On Mental Health Treatment and Charity
"I like X" and "X is actually helpful" are two very different statements
Does UChicago offer good mental health care?
If we restrict our attention to people in exactly my situation, my instinct is to say yes: I’ve never had trouble getting an appointment, my psychiatrist is nice and gives me medicine, and I only have a $10 copay for my therapy appointments.
And these are all good! All else being equal, I do want a nice psychiatrist, and I'm glad I can afford the copays.
But in some very real sense, I have no idea how good our mental health care is because I have no idea if it's actually making me feel any better.
In some ways I'm feeling better than when I started treatment, and in other ways worse. Are the ways I'm feeling better because the medicine is working, or would that have happened anyways? Are the ways I'm feeling worse bad side effects, or random flukes?
My point isn't to say that mental healthcare is pointless - I think the overall evidence for psychiatric treatment is quite strong. My point is simply that as a patient, the things I look for in mental treatment are not the same things that make for a "good" program.

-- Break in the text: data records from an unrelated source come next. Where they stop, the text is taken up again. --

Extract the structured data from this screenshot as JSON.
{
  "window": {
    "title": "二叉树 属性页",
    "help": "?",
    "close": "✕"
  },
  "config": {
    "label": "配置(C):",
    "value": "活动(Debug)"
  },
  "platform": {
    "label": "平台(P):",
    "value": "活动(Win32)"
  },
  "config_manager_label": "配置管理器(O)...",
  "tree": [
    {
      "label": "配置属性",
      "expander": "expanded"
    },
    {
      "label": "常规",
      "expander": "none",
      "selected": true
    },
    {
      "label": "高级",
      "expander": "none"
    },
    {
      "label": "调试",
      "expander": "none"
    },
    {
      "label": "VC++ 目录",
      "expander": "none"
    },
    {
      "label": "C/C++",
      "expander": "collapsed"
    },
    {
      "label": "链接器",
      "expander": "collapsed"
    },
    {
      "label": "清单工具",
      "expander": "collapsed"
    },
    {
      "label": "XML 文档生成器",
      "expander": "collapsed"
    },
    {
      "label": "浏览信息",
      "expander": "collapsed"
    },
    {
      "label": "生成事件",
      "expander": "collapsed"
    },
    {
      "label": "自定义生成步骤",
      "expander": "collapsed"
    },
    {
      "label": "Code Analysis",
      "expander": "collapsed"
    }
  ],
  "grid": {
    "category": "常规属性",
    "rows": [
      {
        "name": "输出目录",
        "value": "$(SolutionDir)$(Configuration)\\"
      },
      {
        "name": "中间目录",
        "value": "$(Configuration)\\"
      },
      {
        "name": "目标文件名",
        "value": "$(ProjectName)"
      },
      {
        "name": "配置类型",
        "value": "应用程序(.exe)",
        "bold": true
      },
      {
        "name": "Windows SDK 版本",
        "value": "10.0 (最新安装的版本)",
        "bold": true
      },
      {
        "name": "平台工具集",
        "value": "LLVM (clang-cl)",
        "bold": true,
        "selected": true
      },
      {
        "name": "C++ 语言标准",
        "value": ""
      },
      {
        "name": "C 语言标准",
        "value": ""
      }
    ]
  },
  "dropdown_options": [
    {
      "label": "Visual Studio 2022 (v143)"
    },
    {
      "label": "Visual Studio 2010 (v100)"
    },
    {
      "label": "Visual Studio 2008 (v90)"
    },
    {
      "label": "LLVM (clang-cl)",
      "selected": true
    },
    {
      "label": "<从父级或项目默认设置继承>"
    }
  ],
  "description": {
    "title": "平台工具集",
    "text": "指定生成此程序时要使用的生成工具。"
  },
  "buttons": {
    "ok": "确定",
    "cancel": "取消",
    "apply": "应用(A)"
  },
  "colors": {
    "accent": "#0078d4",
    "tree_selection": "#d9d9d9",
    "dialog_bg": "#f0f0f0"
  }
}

This is true in a lot more generality: if I follow the same metrics I'm using to fit my belief that I'm getting good mental health care, I'd probably be satisfied with various "alternative" or homeopathic medicines. If I follow them looking for healthy foods, I'll probably end up buying vitamin water (it tastes good AND says it's healthy and makes it easy to see what vitamins are inside!). If I follow them when choosing a religion, I'd probably end up with some sort of new-agey feel-good nonsense belief system.
I think charity works the same way.
We want to give money to charity for a fairly basic reason: because we want to help people.
But it's hard to measure how helped a person was by a charity. Sure, we can give someone water - but did they need the water? Did they have another source of water? Did we save them from dehydration, or save them the time of obtaining water, or not save them anything at all because they had water and what they really needed was food?
So instead we turn to other metrics: do I feel an emotional connection with this cause? Is it famous? Were its employees nice to me? Did I go on a missions trip "there" once? How much is spent on "overhead"? (See Charity Overhead is Not Evil for a fair discussion of the last point.)
Even Charity Navigator, which touts itself as "Your Guide to Intelligent Giving", judges on two main criteria: Financial Health and Accountability & Transparency.
And, once again, these are both important! A charity needs to be in good financial health to continue helping people, and it's important to know what your money is being spent on to avoid being scammed.
But neither of these tell you how much you're actually helping people, which was the whole thing we set out to do!
Let's say I have a charity handing out fladoodles to homeless people, and I want to know how much this actually helps. In a perfect world, I could wave my arms and shout "quantum mechanics" just loudly enough, and both give-and-not-give each person a fladoodle to see which will have the better outcome.
Since we're in an imperfect world, we'll have to settle for a randomized controlled trial (RCT): if we have 500 fladoodles, we can find 1000ish people qualified to receive them, and randomly assign each person to either receive or not receive a fladoodle. Since we did everything randomly, the only significant differences between the two populations should be the effects of receiving a fladoodle. If this makes people have much better life outcomes, then my charity is effective! If not, then I should give up on fladoodles and try something else. (Like malaria nets!)
Most of us don't have time to run RCTs on every charity we're interested in and compare the results. Fortunately, at least for secular outcomes, there are sites like GiveWell to do this for you! If you're looking for specifically Christian charities there doesn't seem to be the infrastructure to do this yet :(
But the moral of the story is that what you're trying to do and the easy metrics of how your experience was don't have to align, and I'm not entirely sure what to do with this information.